The Court tooks its first step toward narrowing the public interest in disclosure in its 1982 ruling in U.S. Department of State v. Washington Post Co. The State Department denied a Washington Post reporter’s request to confirm unofficial reports claiming that two leaders of Iran’s anti-American government held U.S. passports. The Supreme Court would later uphold the State Department’s judgment, concluding that government records do not need to contain intimate information to constitute a “clearly unwarranted” invasion of personal privacy if disclosed. Chief Justice William Rehnquist wrote in the unanimous opinion that the court believed Congress intended the phrase “similar files” to have “a broad, rather than narrow meaning.”
United States Department of Justice v. Reporters Committee for Freedom of the Press
A 1989 Supreme Court ruling set precedent allowing federal agencies to consider the merit or purpose of a FOIA request. The case, United States Department of Justice v. Reporters Committee for Freedom of the Press, involved a news media request for the FBI’s criminal history file on a suspected crime boss. The court ruled in favor of the FBI’s use of Exemption Seven, saying that the information about a private citizen does not further public understanding of how the government operates.
The ruling directly conflicts with the act’s intention to make records available to any person, regardless of how that person intends to use the information, wrote attorney Glenn Dickinson in a University of Cincinnati Law Review article. The outcome of the case, Dickinson says, did not “bode well for the future disclosure of government information in which some privacy interest is asserted.”
Department of State v. Ray
A Supreme Court decision two years later would block an attempt to scrutinize government actions in favor of protecting minor privacy claims.
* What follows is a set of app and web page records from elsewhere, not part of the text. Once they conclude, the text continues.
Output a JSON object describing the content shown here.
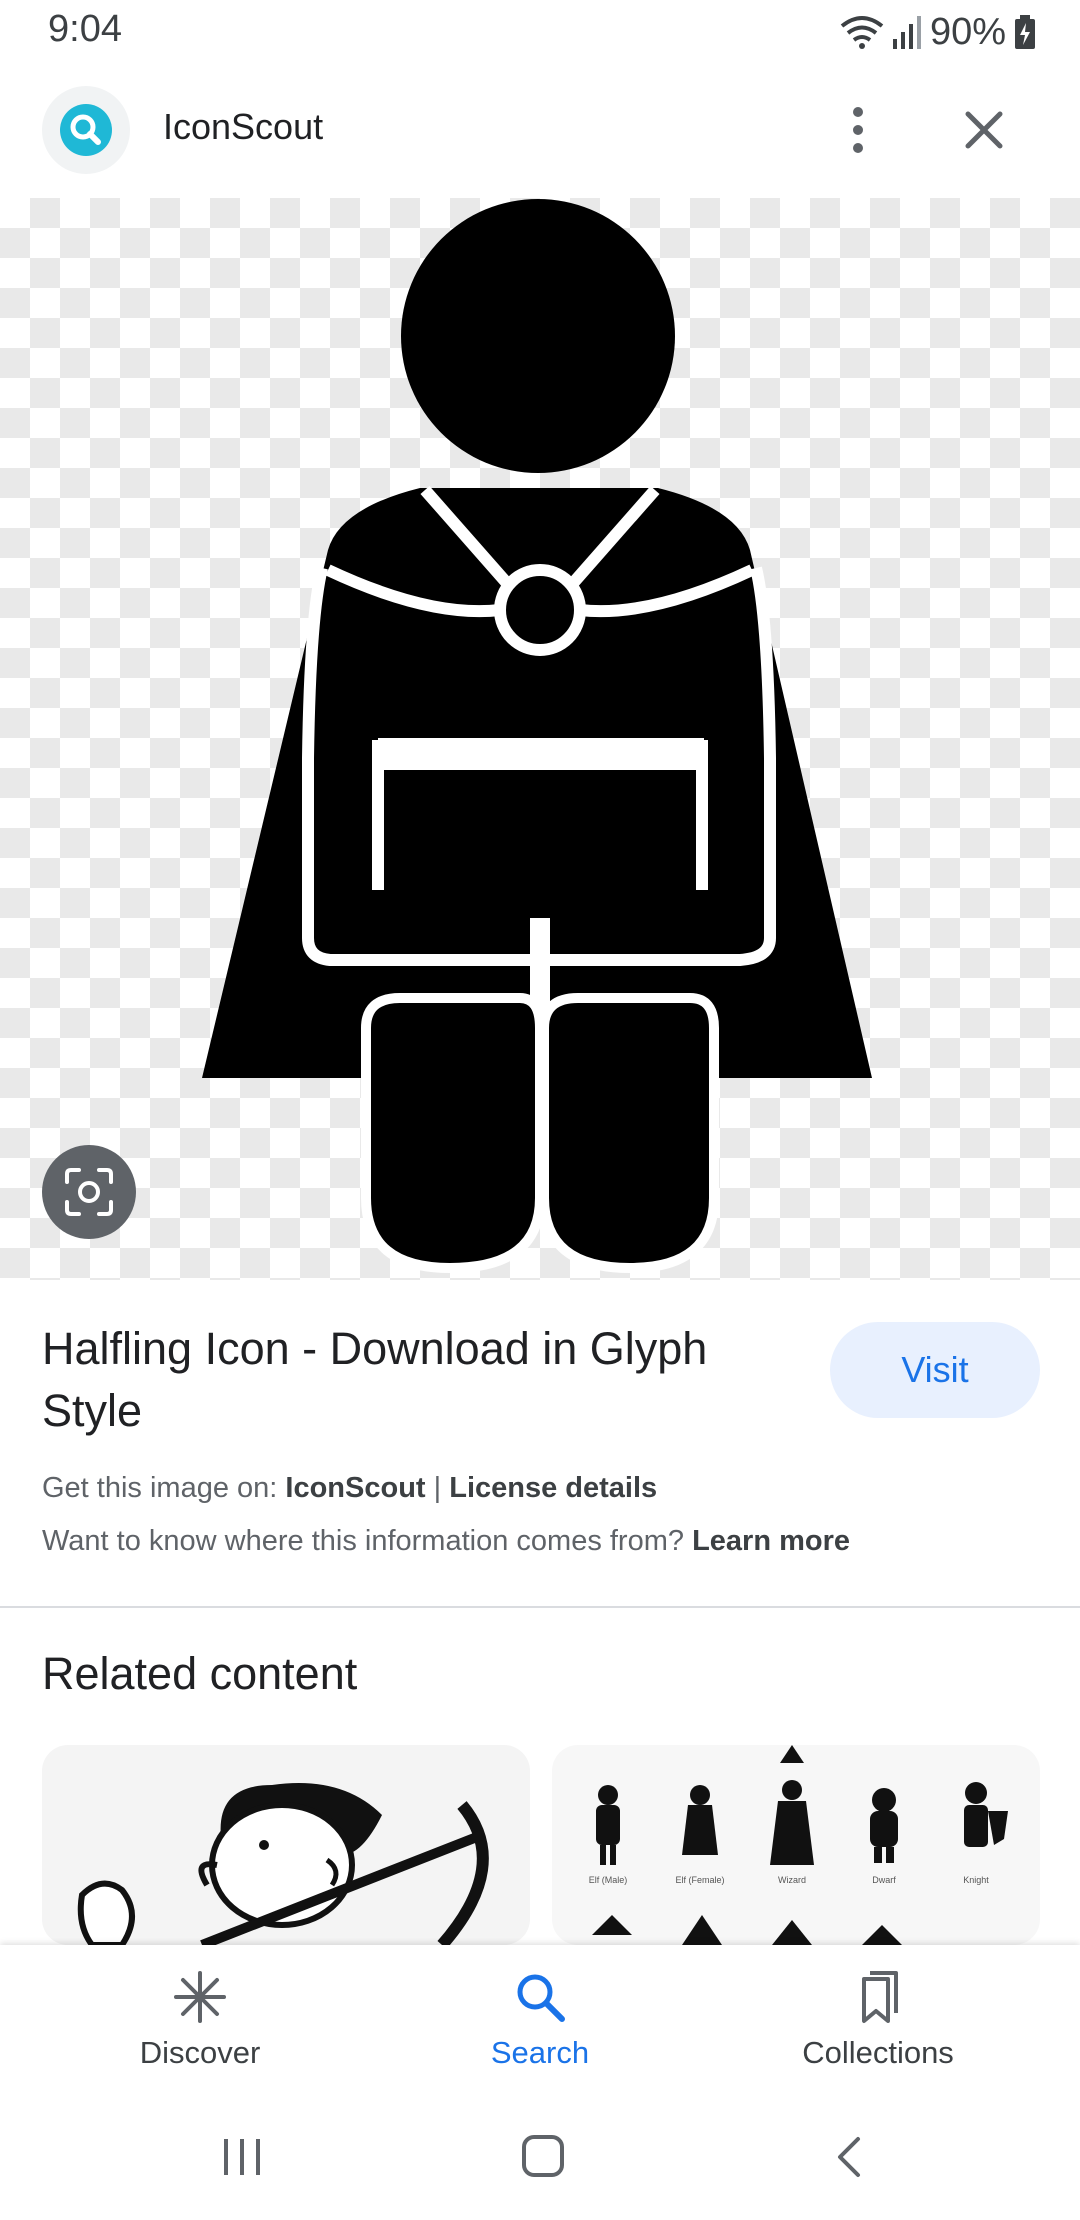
{
  "status_bar": {
    "time": "9:04",
    "battery": "90%"
  },
  "header": {
    "app_name": "IconScout",
    "icons": {
      "app": "magnifier-icon",
      "more": "more-vert-icon",
      "close": "close-icon"
    }
  },
  "result": {
    "title": "Halfling Icon - Download in Glyph Style",
    "visit_label": "Visit",
    "source_prefix": "Get this image on:",
    "source_name": "IconScout",
    "separator": "|",
    "license_label": "License details",
    "info_question": "Want to know where this information comes from?",
    "learn_more": "Learn more",
    "lens_icon": "lens-icon"
  },
  "related": {
    "heading": "Related content",
    "right_card_captions": [
      "Elf (Male)",
      "Elf (Female)",
      "Wizard",
      "Dwarf",
      "Knight"
    ]
  },
  "bottom_nav": {
    "items": [
      {
        "label": "Discover",
        "icon": "asterisk-icon",
        "active": false
      },
      {
        "label": "Search",
        "icon": "search-icon",
        "active": true
      },
      {
        "label": "Collections",
        "icon": "bookmarks-icon",
        "active": false
      }
    ]
  },
  "colors": {
    "accent": "#1a73e8",
    "visit_bg": "#e8f0fe",
    "app_icon": "#1fb8d6"
  }
}
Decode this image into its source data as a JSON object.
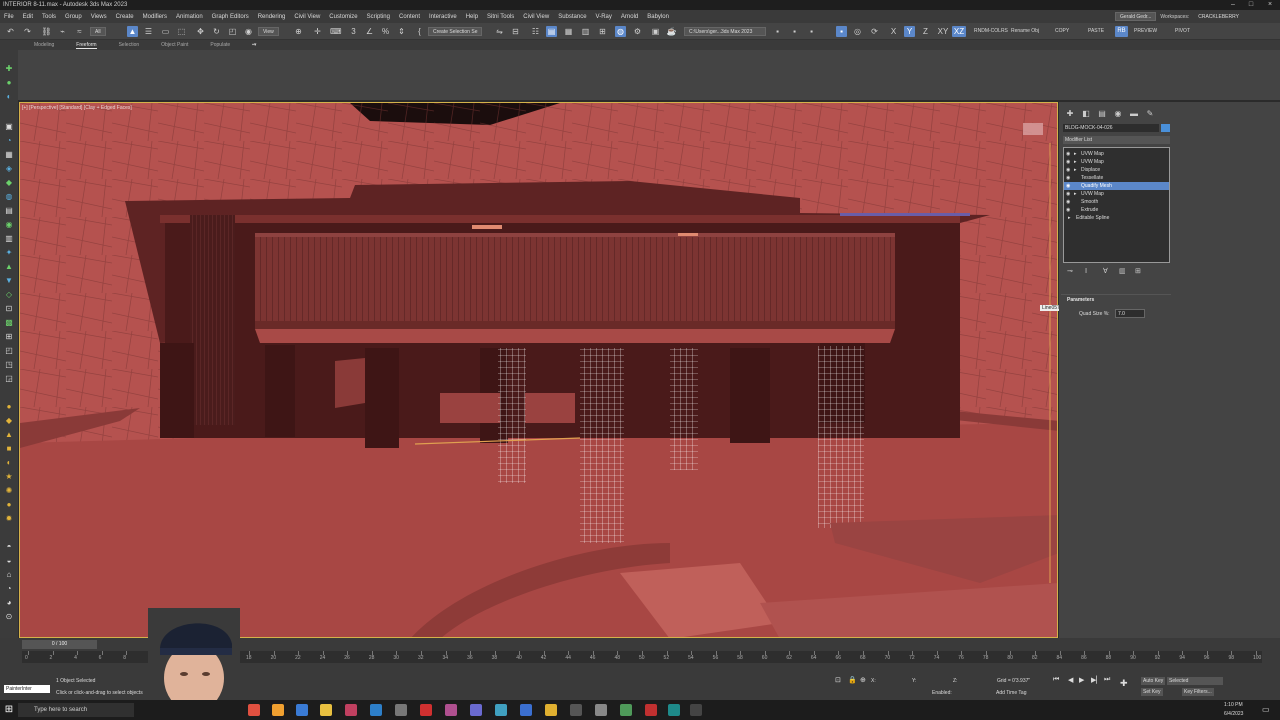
{
  "app": {
    "title": "INTERIOR 8-11.max - Autodesk 3ds Max 2023"
  },
  "menu": {
    "items": [
      "File",
      "Edit",
      "Tools",
      "Group",
      "Views",
      "Create",
      "Modifiers",
      "Animation",
      "Graph Editors",
      "Rendering",
      "Civil View",
      "Customize",
      "Scripting",
      "Content",
      "Interactive",
      "Help",
      "Sitni Tools",
      "Civil View",
      "Substance",
      "V-Ray",
      "Arnold",
      "Babylon"
    ],
    "user": "Gerald Gedr...",
    "workspaces_label": "Workspaces:",
    "workspace": "CRACKLEBERRY"
  },
  "toolbar": {
    "filter": "All",
    "view": "View",
    "selection_set": "Create Selection Se",
    "path": "C:\\Users\\ger...3ds Max 2023",
    "axis_x": "X",
    "axis_y": "Y",
    "axis_z": "Z",
    "axis_xy": "XY",
    "axis_xz": "XZ",
    "rb": "RB",
    "script_buttons": [
      "RNDM-COLRS",
      "Rename Obj",
      "COPY",
      "PASTE",
      "PREVIEW",
      "PIVOT"
    ]
  },
  "ribbon": {
    "tabs": [
      "Modeling",
      "Freeform",
      "Selection",
      "Object Paint",
      "Populate"
    ],
    "active_tab": "Freeform"
  },
  "viewport": {
    "label": "[+] [Perspective] [Standard] [Clay + Edged Faces]",
    "gizmo_label": "Line057",
    "colors": {
      "clay": "#b5524f",
      "clay_dark": "#8a3a38",
      "structure": "#5e2323",
      "wire": "#ffffff",
      "frame": "#d4b24a"
    }
  },
  "command_panel": {
    "object_name": "BLDG-MOCK-04-026",
    "object_color": "#4a90d9",
    "modifier_list": "Modifier List",
    "stack": [
      {
        "name": "UVW Map",
        "selected": false
      },
      {
        "name": "UVW Map",
        "selected": false
      },
      {
        "name": "Displace",
        "selected": false
      },
      {
        "name": "Tessellate",
        "selected": false
      },
      {
        "name": "Quadify Mesh",
        "selected": true
      },
      {
        "name": "UVW Map",
        "selected": false
      },
      {
        "name": "Smooth",
        "selected": false
      },
      {
        "name": "Extrude",
        "selected": false
      },
      {
        "name": "Editable Spline",
        "selected": false
      }
    ],
    "rollout": "Parameters",
    "quad_size_label": "Quad Size %:",
    "quad_size_value": "7.0"
  },
  "timeline": {
    "frame": "0 / 100",
    "ticks": [
      "0",
      "2",
      "4",
      "6",
      "8",
      "10",
      "12",
      "14",
      "16",
      "18",
      "20",
      "22",
      "24",
      "26",
      "28",
      "30",
      "32",
      "34",
      "36",
      "38",
      "40",
      "42",
      "44",
      "46",
      "48",
      "50",
      "52",
      "54",
      "56",
      "58",
      "60",
      "62",
      "64",
      "66",
      "68",
      "70",
      "72",
      "74",
      "76",
      "78",
      "80",
      "82",
      "84",
      "86",
      "88",
      "90",
      "92",
      "94",
      "96",
      "98",
      "100"
    ]
  },
  "status": {
    "maxscript": "PainterInter",
    "selection": "1 Object Selected",
    "prompt": "Click or click-and-drag to select objects",
    "x_label": "X:",
    "y_label": "Y:",
    "z_label": "Z:",
    "grid": "Grid = 0'3.937\"",
    "enabled": "Enabled:",
    "add_time_tag": "Add Time Tag",
    "auto_key": "Auto Key",
    "set_key": "Set Key",
    "selected": "Selected",
    "key_filters": "Key Filters..."
  },
  "taskbar": {
    "search_placeholder": "Type here to search",
    "time": "1:10 PM",
    "date": "6/4/2023"
  }
}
In Department of State v. Ray, the federal government denied a lawyer’s request for the names and addresses of Haitian migrants whom the U.S. Coast Guard had intercepted at sea and returned to Haiti. The lawyer wanted to contact them to make sure the U.S. government was fulfilling its promise to ensure the Haitian government did not persecute people who fled the island. The court ruled in favor of the Department of State in 1991, saying that releasing such private information could harm the migrants and make them targets of retaliation.
American University legal expert Jeffrey Zimmerman said in his 1993 law review article that the agency did not prove a “clearly unwarranted invasion of personal privacy” and allowed minimal and speculative privacy interests to outweigh the substantial public interest in disclosing the names of Haitian migrants.
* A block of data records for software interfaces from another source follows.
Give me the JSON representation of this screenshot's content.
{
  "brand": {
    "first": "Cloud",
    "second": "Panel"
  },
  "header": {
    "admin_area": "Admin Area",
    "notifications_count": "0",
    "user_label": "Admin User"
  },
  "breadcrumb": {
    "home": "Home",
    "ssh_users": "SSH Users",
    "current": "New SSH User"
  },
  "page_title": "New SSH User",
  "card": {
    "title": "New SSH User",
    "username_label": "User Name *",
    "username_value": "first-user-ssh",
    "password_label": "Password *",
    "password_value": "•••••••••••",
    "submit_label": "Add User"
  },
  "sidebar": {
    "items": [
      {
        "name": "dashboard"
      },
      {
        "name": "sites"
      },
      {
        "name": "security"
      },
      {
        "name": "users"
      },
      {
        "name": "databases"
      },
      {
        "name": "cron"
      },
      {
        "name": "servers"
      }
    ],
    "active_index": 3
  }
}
National Archives and Records Administration v. Favish
The Supreme Court’s expansion of Exemption Seven in a 2004 ruling would have a major impact on journalists by extending personal privacy rights to relatives. National Archives and Records Administration v. Favish revolved around a California attorney’s efforts to obtain the death-scene photographs of Vincent Foster Jr., former deputy counsel to President Clinton. Federal investigators labeled Foster’s death a suicide, but attorney Allan Favish doubted those findings and requested the photos under FOIA. The court would eventually deny the request and rule in favor of Foster’s relatives, who claimed that releasing the photos would constitute a painful and unwarranted invasion of the family’s privacy.
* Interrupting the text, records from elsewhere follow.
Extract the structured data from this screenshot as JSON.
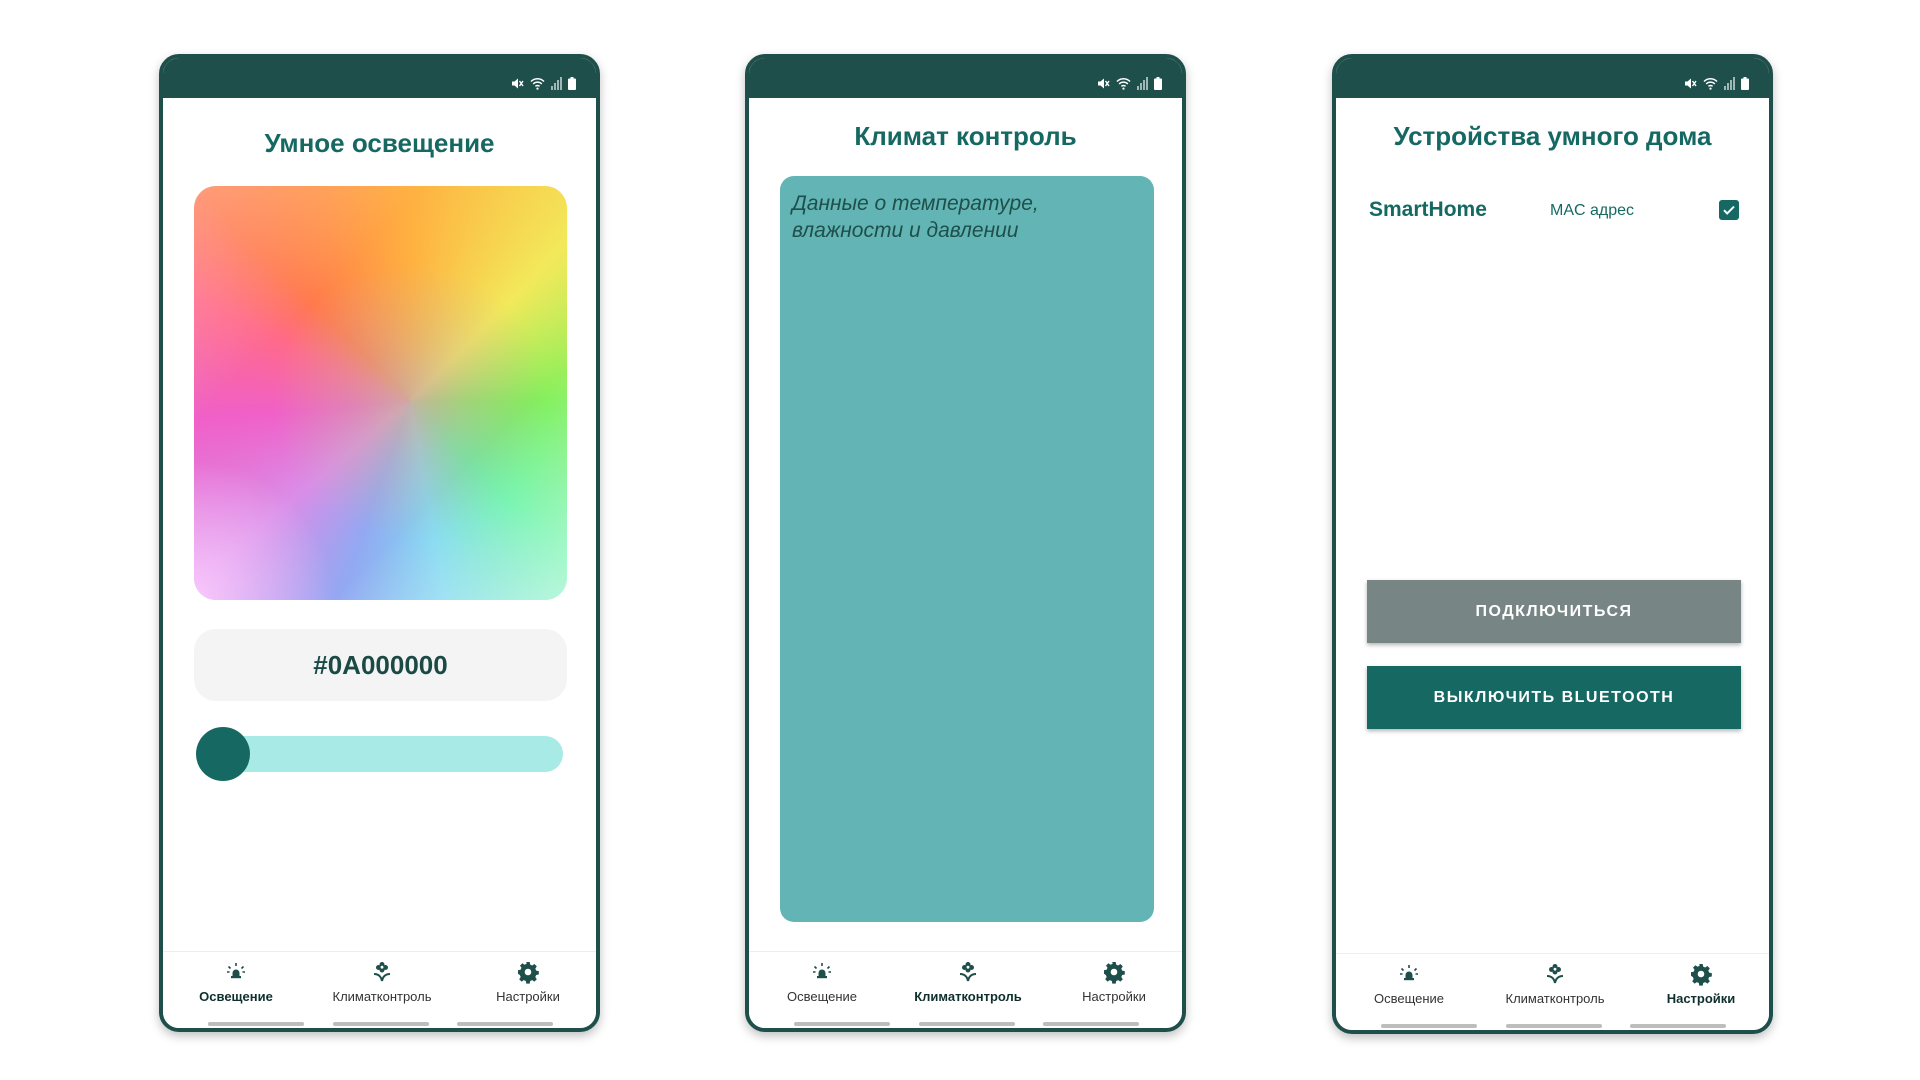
{
  "colors": {
    "primary": "#166963",
    "status_bar": "#1e4f4b",
    "climate_panel": "#62b5b4",
    "slider_track": "#a8ebe6",
    "connect_button": "#778584"
  },
  "nav": {
    "items": [
      {
        "label": "Освещение",
        "icon": "bulb-icon"
      },
      {
        "label": "Климатконтроль",
        "icon": "flower-icon"
      },
      {
        "label": "Настройки",
        "icon": "gear-icon"
      }
    ]
  },
  "lighting": {
    "title": "Умное освещение",
    "hex_value": "#0A000000",
    "brightness": 0,
    "active_tab": 0
  },
  "climate": {
    "title": "Климат контроль",
    "panel_text": "Данные о температуре,\nвлажности и давлении",
    "active_tab": 1
  },
  "settings": {
    "title": "Устройства умного дома",
    "device": {
      "name": "SmartHome",
      "mac_label": "MAC адрес",
      "checked": true
    },
    "connect_label": "ПОДКЛЮЧИТЬСЯ",
    "bluetooth_off_label": "ВЫКЛЮЧИТЬ BLUETOOTH",
    "active_tab": 2
  }
}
The court’s ruling set a “perilous” precedent for journalists, especially following the American invasion of Iraq a year earlier in 2003, according to Clay Calvert, co-director of the Pennsylvania Center for the First Amendment. He said Favish would make it more difficult for journalists to obtain records and photographs detailing the casualties of war if relatives could claim an invasion of privacy.